For their study, scientists made curd by inoculating three strains of bacteria - Streptococcus thermophilus, Lactobacillus casei, and Bifidobacterium bifidum, which they obtained from National Collection of Dairy Cultures at Karnal-based National Dairy Research Institute. They then collected the drainage water from the curd and purified it for bioactive peptides. They added ten micrograms of the peptide to 0.1 per cent trifluoroacetic acid and zinc nitrate to form a hydrogel. Scientists tested the efficacy of the hydrogel against two antibiotic-resistant strains. One of Staphylococcus aureus and another of Pseudomonas aeruginosa. The hydrogel killed both the strains. Pseudomonas, however, required a higher dose of hydrogel/peptide than Staphylococcus.
Often, a group of bacteria reside in a colony by synthesising mucilage around them called bio-film. These bio-films protect the bacteria from antibiotics. Biofilm formation is dependent on the ability of bacteria to move. Scientists found that hydrogel retarded movement of the bacteria and thus prevented bio-film formation.
To evaluate the wound healing activity of hydrogel, scientist used laboratory-grown skin cell lines. Scientists scratched the surface containing the skin cells and applied hydrogel over there.
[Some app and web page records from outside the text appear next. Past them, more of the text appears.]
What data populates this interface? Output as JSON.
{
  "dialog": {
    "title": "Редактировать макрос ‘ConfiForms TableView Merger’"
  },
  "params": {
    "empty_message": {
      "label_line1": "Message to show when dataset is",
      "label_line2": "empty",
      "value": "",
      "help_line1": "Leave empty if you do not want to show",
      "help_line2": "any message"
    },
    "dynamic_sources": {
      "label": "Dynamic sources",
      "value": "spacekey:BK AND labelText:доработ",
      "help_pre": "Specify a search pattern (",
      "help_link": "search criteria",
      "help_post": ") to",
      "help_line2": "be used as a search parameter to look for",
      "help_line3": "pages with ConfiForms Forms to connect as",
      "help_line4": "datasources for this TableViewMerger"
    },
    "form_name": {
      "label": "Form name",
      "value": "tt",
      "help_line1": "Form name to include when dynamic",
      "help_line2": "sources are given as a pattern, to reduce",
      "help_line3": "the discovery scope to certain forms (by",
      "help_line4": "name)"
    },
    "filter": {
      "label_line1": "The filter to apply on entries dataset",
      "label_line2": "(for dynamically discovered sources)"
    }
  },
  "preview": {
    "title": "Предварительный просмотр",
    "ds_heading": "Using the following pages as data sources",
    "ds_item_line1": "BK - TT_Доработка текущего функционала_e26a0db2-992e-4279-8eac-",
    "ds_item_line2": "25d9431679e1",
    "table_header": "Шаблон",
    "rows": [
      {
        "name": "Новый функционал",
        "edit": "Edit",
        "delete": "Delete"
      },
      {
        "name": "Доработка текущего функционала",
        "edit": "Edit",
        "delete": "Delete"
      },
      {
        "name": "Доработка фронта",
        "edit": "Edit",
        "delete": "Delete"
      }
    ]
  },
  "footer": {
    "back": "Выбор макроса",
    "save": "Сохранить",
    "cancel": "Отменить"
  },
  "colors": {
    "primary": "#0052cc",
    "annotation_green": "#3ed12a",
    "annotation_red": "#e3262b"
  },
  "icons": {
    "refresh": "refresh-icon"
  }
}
After 24 hours, cells were observed at the scratched surface. This confirmed that hydrogel can enhance the proliferation capacity of damaged cells and therefore has property of wound healing also.
"The cost of the hydrogel is very low and it is easy to prepare without the need of any harsh chemicals. It, therefore, has the potential to be used for therapeutic application in wound healing. We intend to test this hydrogel on small animals," added Mandal.
(Courtesy: India Science Wire The research team included Sounik Manna and Ananta K Ghosh, apart from Mandal. They have published the results of their work in journal Frontiers in Microbiology)